HEXO Corp. (TSX: HEXO) (Nasdaq: HEXO) posted earnings that beat revenue expectations as restructuring acrobatics over the past year continues to play out for the company.
The Canadian producer reported its financial results for the first quarter ending Oct. 31.
Net revenues for the quarter were C$35.8 million, down 29% versus C$50.2 million in the same period last year, and sequentially down 16% versus C$42.5 million in the previous quarter. However, this beat Yahoo Finance’s average analysts’ estimate of C$31.48 million.
The company said that the decline was attributable in part to “the timing of revenue recognition as certain shipments failed to reach their destination due to severe weather towards the period end.” HEXO cited other challenges stemmed from that, such as shortages and trimmed purchase orders “as the company continues to implement its revised demand planning process.”
Over the quarter, the company said that it made proactive decisions to “realign” its brand’s profitable products and cull products that were no longer meeting profitability standards.
At the same time, the company has managed to stay afloat after it wrote down hundreds of millions of dollars in assets trying to clean up its balance sheet over the past year. Investors balked at the company’s stock performance, especially after it issued a reverse split and approved a 14-to-1 share consolidation yesterday.
HEXO posted a total net loss before tax of C$57.1 million, an 86% improvement versus net losses before tax of C$106.2 million in the first quarter last year and C$117.4 million sequentially. Earnings per share were for a loss of nine cents versus a loss of 46 cents in the same period last year, according to regulatory filings.
“We’re now seeing the results of the strategic realignment we executed over the past two quarters and have successfully reset the company for long-term success,” said CEO and president Charlie Bowman. “Our laser focus on tackling the balance sheet, pulling back on those unprofitable products where our strengths in premium cultivation were not being leveraged, and expanding further into opportunities where we know we can win, is paying off across the business.”
The company recorded an adjusted EBITDA loss of C$600,000, a 91% improvement versus C$6.9 million sequentially; and an improvement of $11 million from the same period last year.
Total operating expenses fell by 69% or C$50.7 million over the quarter and 81% or C$100 million since last year. Over the year, operating cash outflows have been reduced by C$27.7 million or 49%.
“Over the past six months, we’ve made favorable amendments to our debt structure and have paid off, in early December, more than C$40 million of legacy debt. We’ve reduced our general and administrative and selling, marketing and promotion expenses by C$18 million and have substantially lowered our overhead costs,” CFO Julius Ivancsits said. “We’ve increased our gross profit before fair value adjustments by approximately C$41 million over the previous quarter and have significantly decreased our inventory levels. We’ve also eliminated unprofitable sales, redeploying those resources into profitable business segments.”

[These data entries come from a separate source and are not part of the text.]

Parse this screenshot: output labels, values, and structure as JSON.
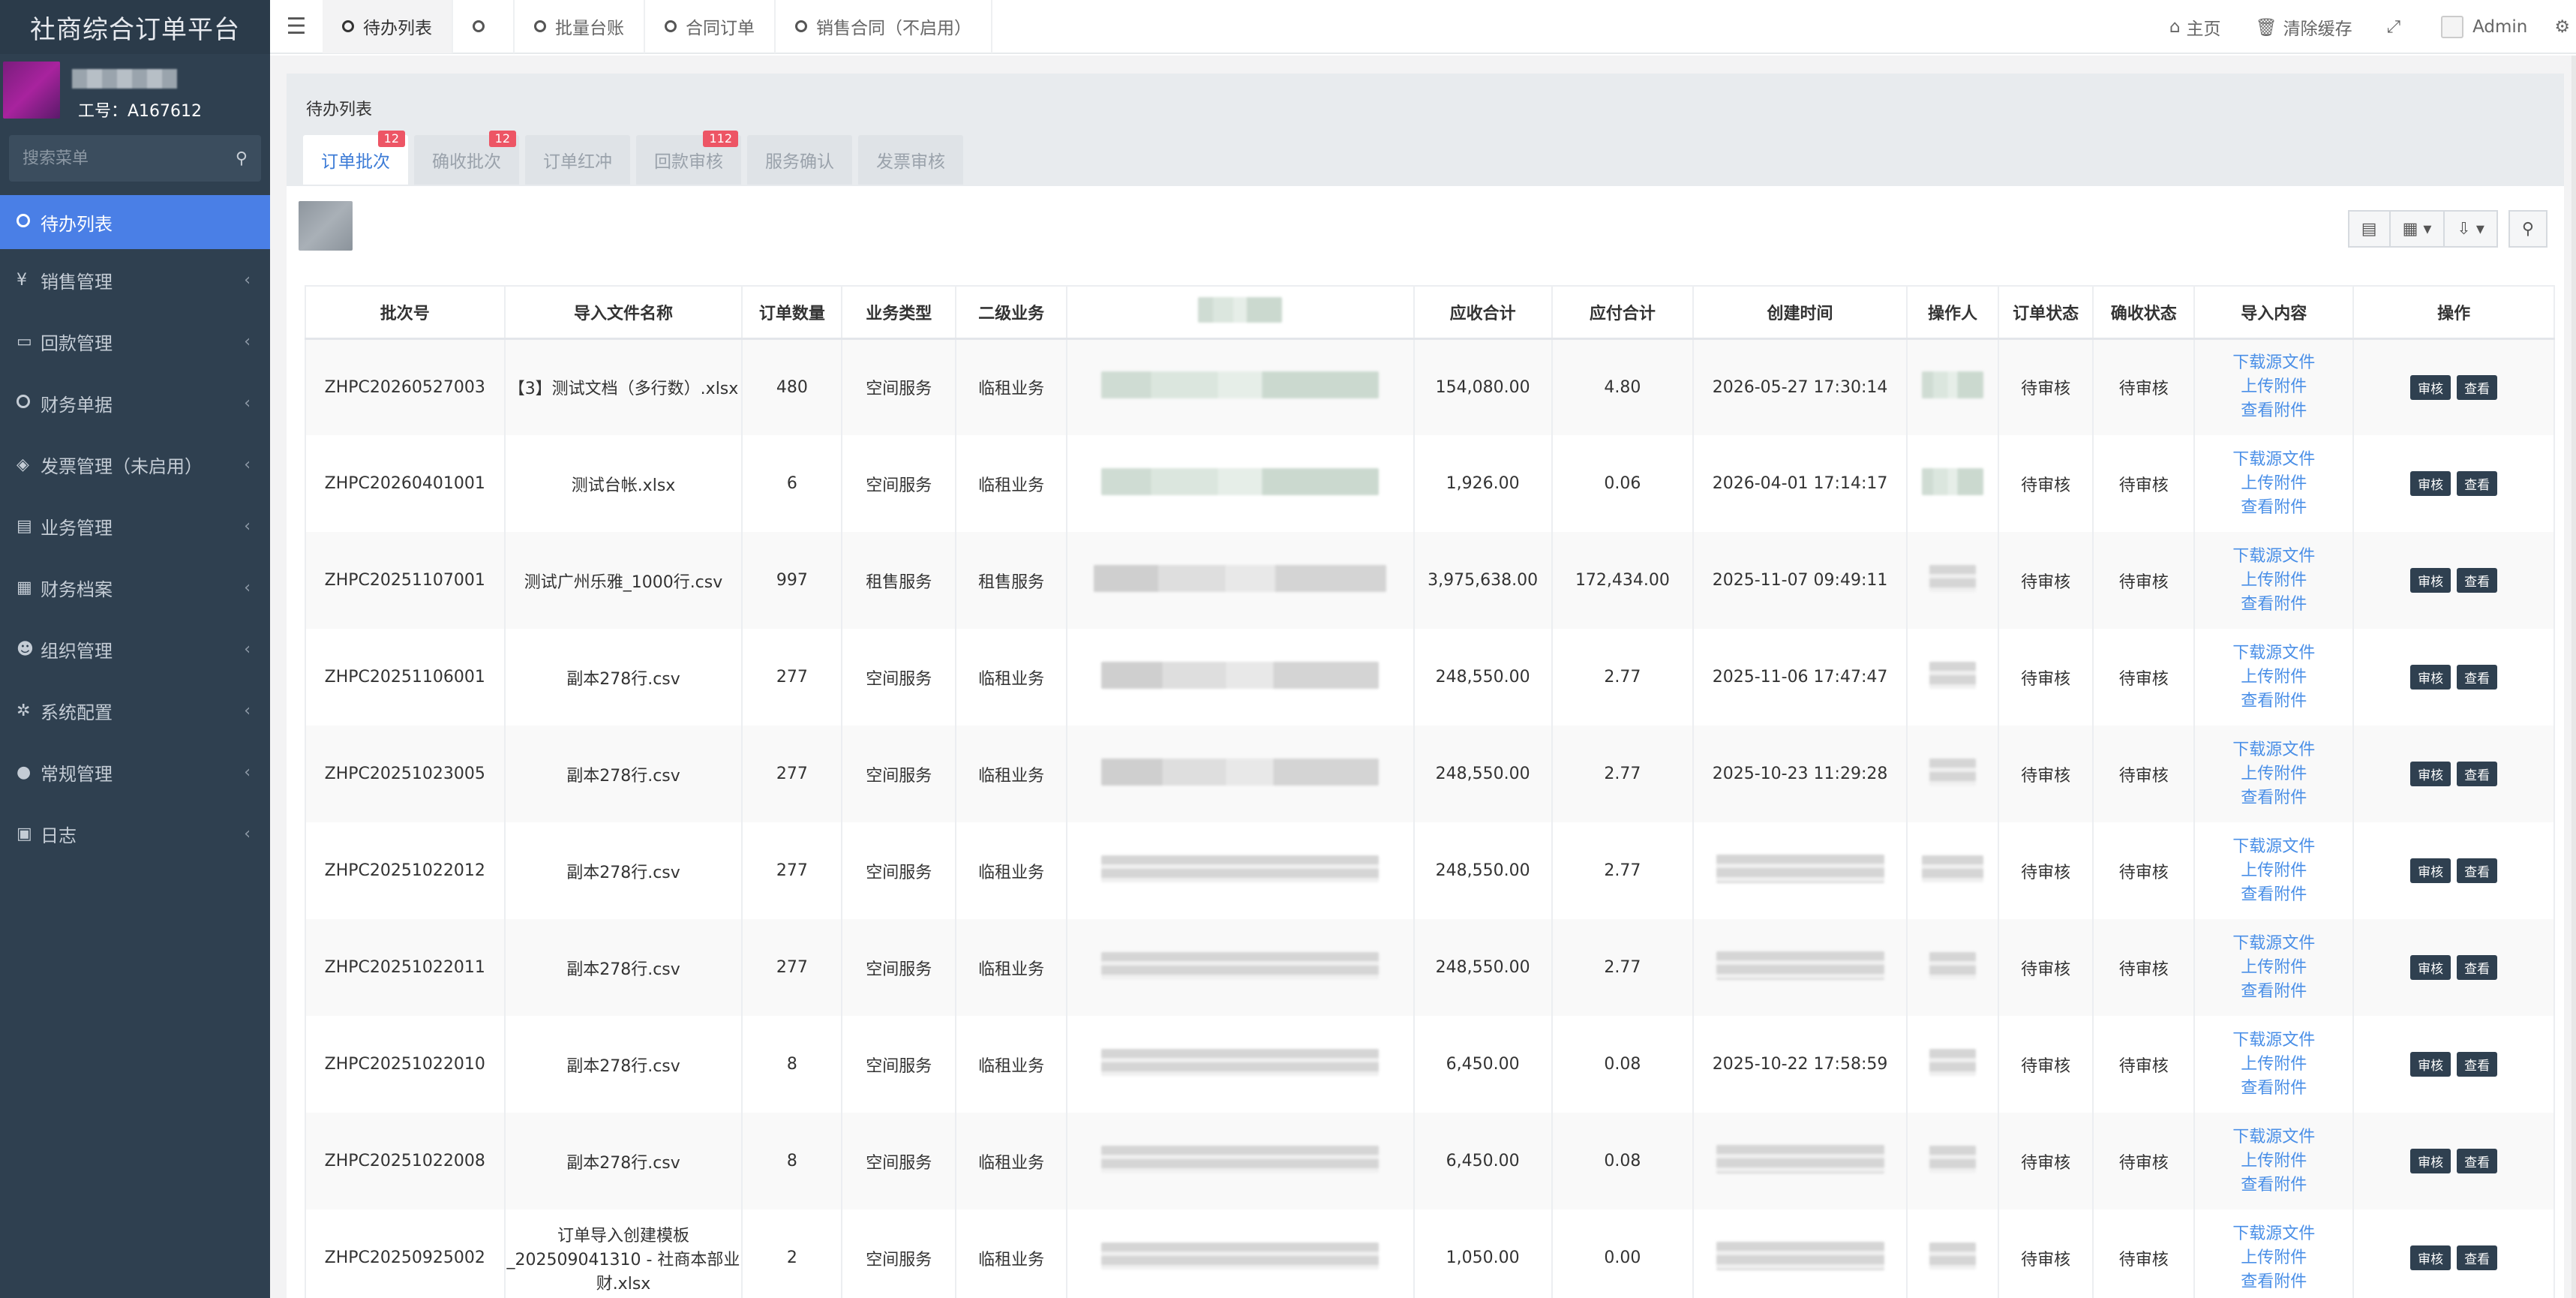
{
  "app": {
    "title": "社商综合订单平台"
  },
  "user": {
    "job_no": "工号：A167612"
  },
  "sidebar": {
    "search_placeholder": "搜索菜单",
    "items": [
      {
        "label": "待办列表",
        "icon": "circle-icon",
        "glyph": "",
        "active": true
      },
      {
        "label": "销售管理",
        "icon": "yen-icon",
        "glyph": "¥"
      },
      {
        "label": "回款管理",
        "icon": "credit-card-icon",
        "glyph": "▭"
      },
      {
        "label": "财务单据",
        "icon": "circle-icon",
        "glyph": ""
      },
      {
        "label": "发票管理（未启用）",
        "icon": "tag-icon",
        "glyph": "◈"
      },
      {
        "label": "业务管理",
        "icon": "list-icon",
        "glyph": "▤"
      },
      {
        "label": "财务档案",
        "icon": "calculator-icon",
        "glyph": "▦"
      },
      {
        "label": "组织管理",
        "icon": "users-icon",
        "glyph": "☻"
      },
      {
        "label": "系统配置",
        "icon": "gears-icon",
        "glyph": "✲"
      },
      {
        "label": "常规管理",
        "icon": "user-icon",
        "glyph": "●"
      },
      {
        "label": "日志",
        "icon": "bus-icon",
        "glyph": "▣"
      }
    ]
  },
  "topbar": {
    "tabs": [
      {
        "label": "待办列表",
        "active": true
      },
      {
        "label": ""
      },
      {
        "label": "批量台账"
      },
      {
        "label": "合同订单"
      },
      {
        "label": "销售合同（不启用）"
      }
    ],
    "home": "主页",
    "clear_cache": "清除缓存",
    "admin": "Admin"
  },
  "panel": {
    "title": "待办列表",
    "subtabs": [
      {
        "label": "订单批次",
        "badge": "12",
        "active": true
      },
      {
        "label": "确收批次",
        "badge": "12"
      },
      {
        "label": "订单红冲",
        "badge": ""
      },
      {
        "label": "回款审核",
        "badge": "112"
      },
      {
        "label": "服务确认",
        "badge": ""
      },
      {
        "label": "发票审核",
        "badge": ""
      }
    ]
  },
  "table": {
    "headers": [
      "批次号",
      "导入文件名称",
      "订单数量",
      "业务类型",
      "二级业务",
      "",
      "应收合计",
      "应付合计",
      "创建时间",
      "操作人",
      "订单状态",
      "确收状态",
      "导入内容",
      "操作"
    ],
    "link_labels": [
      "下载源文件",
      "上传附件",
      "查看附件"
    ],
    "btn_audit": "审核",
    "btn_view": "查看",
    "rows": [
      {
        "batch": "ZHPC20260527003",
        "file": "【3】测试文档（多行数）.xlsx",
        "qty": "480",
        "biz": "空间服务",
        "sub": "临租业务",
        "recv": "154,080.00",
        "pay": "4.80",
        "created": "2026-05-27 17:30:14",
        "order_status": "待审核",
        "confirm_status": "待审核"
      },
      {
        "batch": "ZHPC20260401001",
        "file": "测试台帐.xlsx",
        "qty": "6",
        "biz": "空间服务",
        "sub": "临租业务",
        "recv": "1,926.00",
        "pay": "0.06",
        "created": "2026-04-01 17:14:17",
        "order_status": "待审核",
        "confirm_status": "待审核"
      },
      {
        "batch": "ZHPC20251107001",
        "file": "测试广州乐雅_1000行.csv",
        "qty": "997",
        "biz": "租售服务",
        "sub": "租售服务",
        "recv": "3,975,638.00",
        "pay": "172,434.00",
        "created": "2025-11-07 09:49:11",
        "order_status": "待审核",
        "confirm_status": "待审核"
      },
      {
        "batch": "ZHPC20251106001",
        "file": "副本278行.csv",
        "qty": "277",
        "biz": "空间服务",
        "sub": "临租业务",
        "recv": "248,550.00",
        "pay": "2.77",
        "created": "2025-11-06 17:47:47",
        "order_status": "待审核",
        "confirm_status": "待审核"
      },
      {
        "batch": "ZHPC20251023005",
        "file": "副本278行.csv",
        "qty": "277",
        "biz": "空间服务",
        "sub": "临租业务",
        "recv": "248,550.00",
        "pay": "2.77",
        "created": "2025-10-23 11:29:28",
        "order_status": "待审核",
        "confirm_status": "待审核"
      },
      {
        "batch": "ZHPC20251022012",
        "file": "副本278行.csv",
        "qty": "277",
        "biz": "空间服务",
        "sub": "临租业务",
        "recv": "248,550.00",
        "pay": "2.77",
        "created": "",
        "order_status": "待审核",
        "confirm_status": "待审核"
      },
      {
        "batch": "ZHPC20251022011",
        "file": "副本278行.csv",
        "qty": "277",
        "biz": "空间服务",
        "sub": "临租业务",
        "recv": "248,550.00",
        "pay": "2.77",
        "created": "",
        "order_status": "待审核",
        "confirm_status": "待审核"
      },
      {
        "batch": "ZHPC20251022010",
        "file": "副本278行.csv",
        "qty": "8",
        "biz": "空间服务",
        "sub": "临租业务",
        "recv": "6,450.00",
        "pay": "0.08",
        "created": "2025-10-22 17:58:59",
        "order_status": "待审核",
        "confirm_status": "待审核"
      },
      {
        "batch": "ZHPC20251022008",
        "file": "副本278行.csv",
        "qty": "8",
        "biz": "空间服务",
        "sub": "临租业务",
        "recv": "6,450.00",
        "pay": "0.08",
        "created": "",
        "order_status": "待审核",
        "confirm_status": "待审核"
      },
      {
        "batch": "ZHPC20250925002",
        "file": "订单导入创建模板_202509041310 - 社商本部业财.xlsx",
        "qty": "2",
        "biz": "空间服务",
        "sub": "临租业务",
        "recv": "1,050.00",
        "pay": "0.00",
        "created": "",
        "order_status": "待审核",
        "confirm_status": "待审核"
      }
    ]
  }
}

Hexo ended the 2022 fiscal year with more than a billion in net losses and more than C$200 million in debt after cutting financing deals with a few of its biggest shareholders. Tilray (Nasdaq: TLRY) came to its rescue when it said that it would buy Hexo’s remaining C$193 million senior secured convertible note.
“These actions have paved the way for profitable growth and we’re now building positions of strength in those areas where HEXO excels,” Bowman said.
Other highlights from the quarter include:
- Redesign and upgrade of the Masson grow facility.
- New cultivation agreements, including partnerships with Entourage and Tilray.
- The launch of a top shelf, premium brand, T 2.0, into the Canadian marketplace.